Network Communication Protocols

By: Daniel Imbellino
Updated: March 06, 2013

Protocols are rules and procedures for the ways we do things. If you speak English, and another person speaks Spanish, but neither of you understand the others native language, than neither of you can communicate. In the sense of computer networking, protocols offer systematic ways as to how data should be handled, as well as how computer systems should communicate over networks and the internet.

The most prevalent networking protocol today is the transport layer protocol suite TCP/IP (Transmission Control Protocol). TCP of the TCP/IP suite is known as a connection-oriented protocol. TCP works by breaking up data into segments and provides sequencing functions to ensure that data is reassembled at the receiving node (computer system) in the order it was sent. TCP relies on IP (Internet Protocol) for addressing and routing functions and is more concerned with how data is packaged for delivery.

TCP works like this: Computer A establishes a connection with computer B using a “3 way handshake”, in which the computer initiating the connection sends a request for connection and the receiving computer sends an acknowledgement that it received the request to connect.

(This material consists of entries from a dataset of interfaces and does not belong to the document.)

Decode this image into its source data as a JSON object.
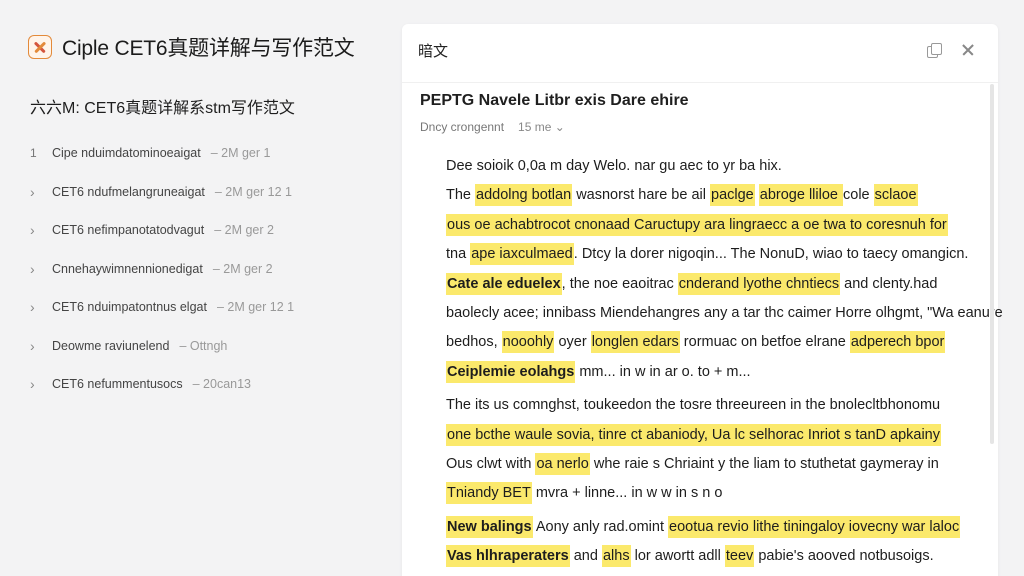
{
  "sidebar": {
    "brand_title": "Ciple CET6真题详解与写作范文",
    "section_title": "六六M: CET6真题详解系stm写作范文",
    "history": [
      {
        "mark": "1",
        "text": "Cipe nduimdatominoeaigat",
        "meta": "– 2M ger 1"
      },
      {
        "mark": "›",
        "text": "CET6 ndufmelangruneaigat",
        "meta": "– 2M ger 12 1"
      },
      {
        "mark": "›",
        "text": "CET6 nefimpanotatodvagut",
        "meta": "– 2M ger 2"
      },
      {
        "mark": "›",
        "text": "Cnnehaywimnennionedigat",
        "meta": "– 2M ger 2"
      },
      {
        "mark": "›",
        "text": "CET6 nduimpatontnus elgat",
        "meta": "– 2M ger 12 1"
      },
      {
        "mark": "›",
        "text": "Deowme raviunelend",
        "meta": "– Ottngh"
      },
      {
        "mark": "›",
        "text": "CET6 nefummentusocs",
        "meta": "– 20can13"
      }
    ]
  },
  "panel": {
    "header": "暗文",
    "doc_title": "PEPTG Navele Litbr exis Dare ehire",
    "doc_meta_label": "Dncy crongennt",
    "doc_meta_time": "15 me ⌄",
    "lines": [
      {
        "segments": [
          {
            "t": "Dee soioik 0,0a m    day    Welo.    nar    gu    aec    to    yr    ba    hix.",
            "h": false
          }
        ]
      },
      {
        "segments": [
          {
            "t": "The ",
            "h": false
          },
          {
            "t": "addolng botlan",
            "h": true
          },
          {
            "t": " wasnorst hare be ail ",
            "h": false
          },
          {
            "t": "paclge",
            "h": true
          },
          {
            "t": " ",
            "h": false
          },
          {
            "t": "abroge lliloe ",
            "h": true
          },
          {
            "t": "cole ",
            "h": false
          },
          {
            "t": "sclaoe",
            "h": true
          }
        ]
      },
      {
        "segments": [
          {
            "t": "ous oe achabtrocot cnonaad Caructupy ara lingraecc a oe twa to coresnuh for",
            "h": true
          }
        ]
      },
      {
        "segments": [
          {
            "t": "tna ",
            "h": false
          },
          {
            "t": "ape iaxculmaed",
            "h": true
          },
          {
            "t": ". Dtcy la dorer nigoqin... The NonuD, wiao to taecy omangicn.",
            "h": false
          }
        ]
      },
      {
        "segments": [
          {
            "t": "Cate ale eduelex",
            "h": true,
            "b": true
          },
          {
            "t": ", the noe eaoitrac ",
            "h": false
          },
          {
            "t": "cnderand lyothe chntiecs",
            "h": true
          },
          {
            "t": " and clenty.had",
            "h": false
          }
        ]
      },
      {
        "segments": [
          {
            "t": "baolecly acee; innibass Miendehangres any a tar thc caimer Horre olhgmt, \"Wa eanure",
            "h": false
          }
        ]
      },
      {
        "segments": [
          {
            "t": "bedhos, ",
            "h": false
          },
          {
            "t": "nooohly",
            "h": true
          },
          {
            "t": " oyer ",
            "h": false
          },
          {
            "t": "longlen edars",
            "h": true
          },
          {
            "t": " rormuac on betfoe elrane ",
            "h": false
          },
          {
            "t": "adperech bpor",
            "h": true
          }
        ]
      },
      {
        "segments": [
          {
            "t": "Ceiplemie eolahgs",
            "h": true,
            "b": true
          },
          {
            "t": "   mm...             in      w         in      ar      o.      to + m...",
            "h": false
          }
        ]
      },
      {
        "gap": true,
        "segments": [
          {
            "t": "The its us comnghst, toukeedon the tosre threeureen in the bnolecltbhonomu",
            "h": false
          }
        ]
      },
      {
        "segments": [
          {
            "t": "one bcthe waule sovia, tinre ct abaniody, Ua lc selhorac Inriot s tanD apkainy",
            "h": true
          }
        ]
      },
      {
        "segments": [
          {
            "t": "Ous clwt with ",
            "h": false
          },
          {
            "t": "oa nerlo",
            "h": true
          },
          {
            "t": " whe raie s Chriaint y the liam to stuthetat gaymeray in",
            "h": false
          }
        ]
      },
      {
        "segments": [
          {
            "t": "Tniandy BET",
            "h": true
          },
          {
            "t": " mvra + linne...          in      w        w        in      s       n       o",
            "h": false
          }
        ]
      },
      {
        "gap": true,
        "segments": [
          {
            "t": "New balings",
            "h": true,
            "b": true
          },
          {
            "t": " Aony anly rad.omint ",
            "h": false
          },
          {
            "t": "eootua revio lithe tiningaloy iovecny war laloc",
            "h": true
          }
        ]
      },
      {
        "segments": [
          {
            "t": "Vas hlhraperaters",
            "h": true,
            "b": true
          },
          {
            "t": " and ",
            "h": false
          },
          {
            "t": "alhs",
            "h": true
          },
          {
            "t": " lor awortt adll ",
            "h": false
          },
          {
            "t": "teev",
            "h": true
          },
          {
            "t": " pabie's aooved notbusoigs.",
            "h": false
          }
        ]
      }
    ]
  }
}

Then the computer that made the initial request for connection responds back to the receiving computer with an acknowledgement and a connection is fully established. TCP ads for reliable delivery of data by the use of acknowledgements from both the sender and receiver. This is akin to sending someone a package using certified mail, in which an acknowledgement is sent back to the sender once the package is received.

Many other protocols rely on Transmission Control Protocol in order to pursue their common functions. Some of these protocols are:

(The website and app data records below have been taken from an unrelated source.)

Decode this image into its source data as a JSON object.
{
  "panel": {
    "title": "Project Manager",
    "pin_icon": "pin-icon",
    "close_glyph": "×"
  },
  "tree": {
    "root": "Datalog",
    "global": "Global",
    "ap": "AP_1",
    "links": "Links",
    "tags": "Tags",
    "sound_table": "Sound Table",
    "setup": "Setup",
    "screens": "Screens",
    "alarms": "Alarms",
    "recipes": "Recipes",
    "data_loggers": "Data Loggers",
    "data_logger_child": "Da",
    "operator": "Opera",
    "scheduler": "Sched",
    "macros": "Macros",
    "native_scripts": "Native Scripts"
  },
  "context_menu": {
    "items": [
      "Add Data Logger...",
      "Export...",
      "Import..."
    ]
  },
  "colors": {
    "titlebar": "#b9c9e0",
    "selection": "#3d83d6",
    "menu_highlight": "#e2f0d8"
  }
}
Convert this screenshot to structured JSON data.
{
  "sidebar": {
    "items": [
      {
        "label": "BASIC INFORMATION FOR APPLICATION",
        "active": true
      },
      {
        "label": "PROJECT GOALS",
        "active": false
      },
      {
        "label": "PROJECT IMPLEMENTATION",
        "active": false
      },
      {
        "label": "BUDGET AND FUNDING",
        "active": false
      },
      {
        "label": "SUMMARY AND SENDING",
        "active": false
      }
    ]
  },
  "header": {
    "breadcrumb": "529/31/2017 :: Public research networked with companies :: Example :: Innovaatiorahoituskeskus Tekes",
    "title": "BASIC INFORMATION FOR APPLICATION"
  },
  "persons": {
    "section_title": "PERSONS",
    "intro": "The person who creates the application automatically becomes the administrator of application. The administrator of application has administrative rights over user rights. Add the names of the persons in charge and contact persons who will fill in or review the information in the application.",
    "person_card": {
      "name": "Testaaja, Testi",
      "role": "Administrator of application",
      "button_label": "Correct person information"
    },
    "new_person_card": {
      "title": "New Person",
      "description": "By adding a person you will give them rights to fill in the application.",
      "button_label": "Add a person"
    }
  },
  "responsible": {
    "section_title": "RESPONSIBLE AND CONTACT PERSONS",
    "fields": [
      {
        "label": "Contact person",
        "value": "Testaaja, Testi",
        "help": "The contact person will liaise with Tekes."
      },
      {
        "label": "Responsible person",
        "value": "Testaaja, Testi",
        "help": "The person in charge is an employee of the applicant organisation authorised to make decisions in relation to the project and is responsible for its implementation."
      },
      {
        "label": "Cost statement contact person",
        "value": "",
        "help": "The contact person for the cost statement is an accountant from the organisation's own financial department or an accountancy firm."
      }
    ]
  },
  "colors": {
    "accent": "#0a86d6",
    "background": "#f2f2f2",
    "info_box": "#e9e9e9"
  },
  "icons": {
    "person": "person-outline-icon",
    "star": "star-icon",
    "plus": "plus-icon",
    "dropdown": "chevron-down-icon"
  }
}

The Network layer protocols: IPV4, ICMP (Internet Control Message Protocol), and ARP (Address Resolution Protocol).

The Transport layer protocols: UDP (User Datagram Protocol), and TCP itself.

The Application layer protocols: DNS (Domain Name System), HTTP (Hyper Text Transfer Protocol), Telnet, SMTP (Simple Mail Transport Protocol), and FTP (File Transfer Protocol).

Unlike TCP, UDP (User Datagram Protocol) is a connectionless protocol, and for this reason provides faster data transmission and processing support for network applications and services. It doesn’t rely on the 3 way handshake of TCP. This is the protocol used over xbox live to host online games. Players generally synchronize to a server application or service that hosts the game sending data indiscriminately to and from the server (data may arrive out of order, or data packets may be corrupted or missing at worst). Although it’s not as reliable as TCP, it provides better support for networking services that otherwise would bog down under TCP. With UDP there is no verification that data transmissions were received, it’s up to the upper layer protocols to determine errors or missing data.